The work of the present editor-in-chief of JACM-Paradigm, Practice and Policy Advancing Integrative Health (The Journal of Alternative and Complementary Medicine) continues to be directed at efforts to forge relationships needed to “change the therapeutic order of the nation.” At JACM, he has partnered with top academic researchers for special issues in subjects such as whole systems research, group-delivered services, naturopathy, integrative palliative care, and implementation science. Weeks attended Stanford for 3 years, studying art history and writing poetry. Four institutions have granted him honorary doctorates. In 2014, three consortia combined to present him with a book of 150 testimonials from movement leaders as a Lifetime Achievement Living Tribute Award. Weeks’ keynote will be a personal and collective journey from the 1960s’ rambunctious birth of many of the field’s cultural change movements through the organizational efforts in the 1970s-1980s, collaborative engagements at the turn of the century, the present signs of convergence and influence, and then a look forward. His partner in this life and work is Jeana Kimball, ND, MPH with whom he has two grown children.

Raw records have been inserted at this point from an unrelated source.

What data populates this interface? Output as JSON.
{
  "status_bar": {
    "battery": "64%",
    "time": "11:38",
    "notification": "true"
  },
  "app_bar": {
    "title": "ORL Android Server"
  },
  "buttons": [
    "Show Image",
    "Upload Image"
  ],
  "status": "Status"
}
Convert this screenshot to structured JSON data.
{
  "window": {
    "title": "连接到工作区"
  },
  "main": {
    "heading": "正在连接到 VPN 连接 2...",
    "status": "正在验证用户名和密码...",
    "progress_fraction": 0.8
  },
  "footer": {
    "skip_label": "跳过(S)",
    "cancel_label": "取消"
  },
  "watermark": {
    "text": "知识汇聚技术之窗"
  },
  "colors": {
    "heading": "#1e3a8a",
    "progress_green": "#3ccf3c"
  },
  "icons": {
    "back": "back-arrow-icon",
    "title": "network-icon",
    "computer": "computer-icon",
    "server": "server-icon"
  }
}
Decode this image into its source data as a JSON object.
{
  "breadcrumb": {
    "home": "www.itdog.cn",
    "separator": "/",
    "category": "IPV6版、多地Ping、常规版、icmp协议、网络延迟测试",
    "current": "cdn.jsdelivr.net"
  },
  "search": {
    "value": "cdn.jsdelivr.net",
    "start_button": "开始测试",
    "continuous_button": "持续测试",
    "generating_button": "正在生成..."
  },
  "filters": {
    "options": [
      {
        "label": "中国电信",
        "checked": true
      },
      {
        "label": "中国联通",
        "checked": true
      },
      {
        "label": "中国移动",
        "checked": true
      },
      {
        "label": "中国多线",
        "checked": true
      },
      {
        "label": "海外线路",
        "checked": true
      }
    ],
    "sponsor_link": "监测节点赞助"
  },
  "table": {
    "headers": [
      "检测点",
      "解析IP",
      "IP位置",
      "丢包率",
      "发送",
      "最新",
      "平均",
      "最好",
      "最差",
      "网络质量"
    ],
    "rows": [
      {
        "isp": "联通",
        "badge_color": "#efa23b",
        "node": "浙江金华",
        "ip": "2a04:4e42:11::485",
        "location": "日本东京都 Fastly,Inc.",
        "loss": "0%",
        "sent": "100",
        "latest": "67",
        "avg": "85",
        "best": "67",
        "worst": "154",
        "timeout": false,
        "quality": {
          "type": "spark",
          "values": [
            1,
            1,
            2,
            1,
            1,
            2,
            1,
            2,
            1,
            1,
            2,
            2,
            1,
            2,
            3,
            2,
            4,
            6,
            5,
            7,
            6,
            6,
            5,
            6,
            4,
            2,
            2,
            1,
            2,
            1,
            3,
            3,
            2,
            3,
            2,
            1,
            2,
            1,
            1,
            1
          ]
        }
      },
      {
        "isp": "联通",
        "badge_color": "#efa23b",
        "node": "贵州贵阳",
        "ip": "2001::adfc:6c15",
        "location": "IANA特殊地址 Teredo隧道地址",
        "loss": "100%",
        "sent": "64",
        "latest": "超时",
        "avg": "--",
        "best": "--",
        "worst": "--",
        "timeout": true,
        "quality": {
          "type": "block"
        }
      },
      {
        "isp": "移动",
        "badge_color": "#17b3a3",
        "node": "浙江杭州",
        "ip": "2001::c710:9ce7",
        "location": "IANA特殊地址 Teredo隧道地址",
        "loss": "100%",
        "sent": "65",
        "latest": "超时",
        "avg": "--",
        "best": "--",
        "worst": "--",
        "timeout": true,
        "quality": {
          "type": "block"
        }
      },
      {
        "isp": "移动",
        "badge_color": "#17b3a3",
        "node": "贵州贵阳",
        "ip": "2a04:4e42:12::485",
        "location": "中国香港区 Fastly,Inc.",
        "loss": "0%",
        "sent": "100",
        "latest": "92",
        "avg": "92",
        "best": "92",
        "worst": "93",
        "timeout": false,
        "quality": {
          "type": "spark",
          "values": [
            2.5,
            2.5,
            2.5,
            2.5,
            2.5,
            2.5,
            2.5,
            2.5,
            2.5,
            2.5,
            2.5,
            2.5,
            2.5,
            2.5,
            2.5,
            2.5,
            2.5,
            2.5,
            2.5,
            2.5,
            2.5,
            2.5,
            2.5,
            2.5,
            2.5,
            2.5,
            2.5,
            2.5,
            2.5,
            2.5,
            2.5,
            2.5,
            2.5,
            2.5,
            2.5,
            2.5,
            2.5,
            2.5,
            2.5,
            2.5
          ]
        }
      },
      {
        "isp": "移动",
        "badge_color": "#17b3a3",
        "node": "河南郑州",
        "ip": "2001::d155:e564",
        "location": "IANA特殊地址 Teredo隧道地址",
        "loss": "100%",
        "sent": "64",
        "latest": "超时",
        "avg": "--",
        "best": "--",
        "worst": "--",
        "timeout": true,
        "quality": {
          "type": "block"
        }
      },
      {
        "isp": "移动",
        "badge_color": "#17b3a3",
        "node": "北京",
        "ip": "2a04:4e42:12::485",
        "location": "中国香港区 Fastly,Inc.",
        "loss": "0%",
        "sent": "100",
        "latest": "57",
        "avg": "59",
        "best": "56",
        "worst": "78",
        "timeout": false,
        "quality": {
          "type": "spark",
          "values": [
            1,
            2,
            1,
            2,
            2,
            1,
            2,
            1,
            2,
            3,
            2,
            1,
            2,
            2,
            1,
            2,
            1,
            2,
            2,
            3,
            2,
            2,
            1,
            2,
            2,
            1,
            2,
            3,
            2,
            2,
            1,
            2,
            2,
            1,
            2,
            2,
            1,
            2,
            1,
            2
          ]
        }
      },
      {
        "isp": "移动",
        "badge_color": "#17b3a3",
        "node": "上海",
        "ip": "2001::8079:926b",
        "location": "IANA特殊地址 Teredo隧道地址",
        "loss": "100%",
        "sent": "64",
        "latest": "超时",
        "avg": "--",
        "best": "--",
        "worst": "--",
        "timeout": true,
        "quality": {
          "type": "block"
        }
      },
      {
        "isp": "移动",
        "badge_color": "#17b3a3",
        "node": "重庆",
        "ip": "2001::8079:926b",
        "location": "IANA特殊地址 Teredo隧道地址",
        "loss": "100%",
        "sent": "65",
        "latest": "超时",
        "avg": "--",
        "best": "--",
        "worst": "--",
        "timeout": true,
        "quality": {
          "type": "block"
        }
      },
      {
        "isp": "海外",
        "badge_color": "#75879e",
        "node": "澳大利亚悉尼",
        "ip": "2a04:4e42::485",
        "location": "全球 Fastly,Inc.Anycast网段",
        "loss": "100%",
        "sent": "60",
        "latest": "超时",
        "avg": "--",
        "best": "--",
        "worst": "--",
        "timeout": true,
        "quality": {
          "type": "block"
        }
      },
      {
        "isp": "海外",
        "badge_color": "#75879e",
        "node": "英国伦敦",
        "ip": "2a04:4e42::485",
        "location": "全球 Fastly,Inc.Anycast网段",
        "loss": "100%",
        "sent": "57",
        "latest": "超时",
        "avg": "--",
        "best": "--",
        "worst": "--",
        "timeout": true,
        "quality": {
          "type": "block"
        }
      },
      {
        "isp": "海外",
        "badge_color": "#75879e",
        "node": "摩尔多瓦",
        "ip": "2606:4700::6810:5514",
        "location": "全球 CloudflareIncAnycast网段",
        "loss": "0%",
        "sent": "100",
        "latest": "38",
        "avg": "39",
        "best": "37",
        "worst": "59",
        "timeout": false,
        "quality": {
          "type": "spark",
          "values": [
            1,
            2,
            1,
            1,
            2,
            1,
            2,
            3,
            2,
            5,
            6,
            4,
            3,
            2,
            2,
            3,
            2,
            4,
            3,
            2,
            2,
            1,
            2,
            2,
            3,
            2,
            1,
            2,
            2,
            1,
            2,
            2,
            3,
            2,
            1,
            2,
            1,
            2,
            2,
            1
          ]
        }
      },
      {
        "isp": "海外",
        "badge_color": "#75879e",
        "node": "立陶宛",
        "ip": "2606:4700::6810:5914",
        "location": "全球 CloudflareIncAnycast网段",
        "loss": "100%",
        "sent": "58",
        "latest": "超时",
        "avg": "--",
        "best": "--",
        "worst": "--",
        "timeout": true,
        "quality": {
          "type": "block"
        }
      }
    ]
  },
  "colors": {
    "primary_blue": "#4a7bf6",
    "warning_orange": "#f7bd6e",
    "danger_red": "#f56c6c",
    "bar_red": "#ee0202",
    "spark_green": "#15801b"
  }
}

Weeks feels particularly lucky to have spent 6 of the past 18 years working from Costa Rica, Nicaragua and Puerto Rico where he took up paddleboard surfing and paddle-boarding which he continues to do 3-4 days a week on the Salish Sea near their West Seattle home.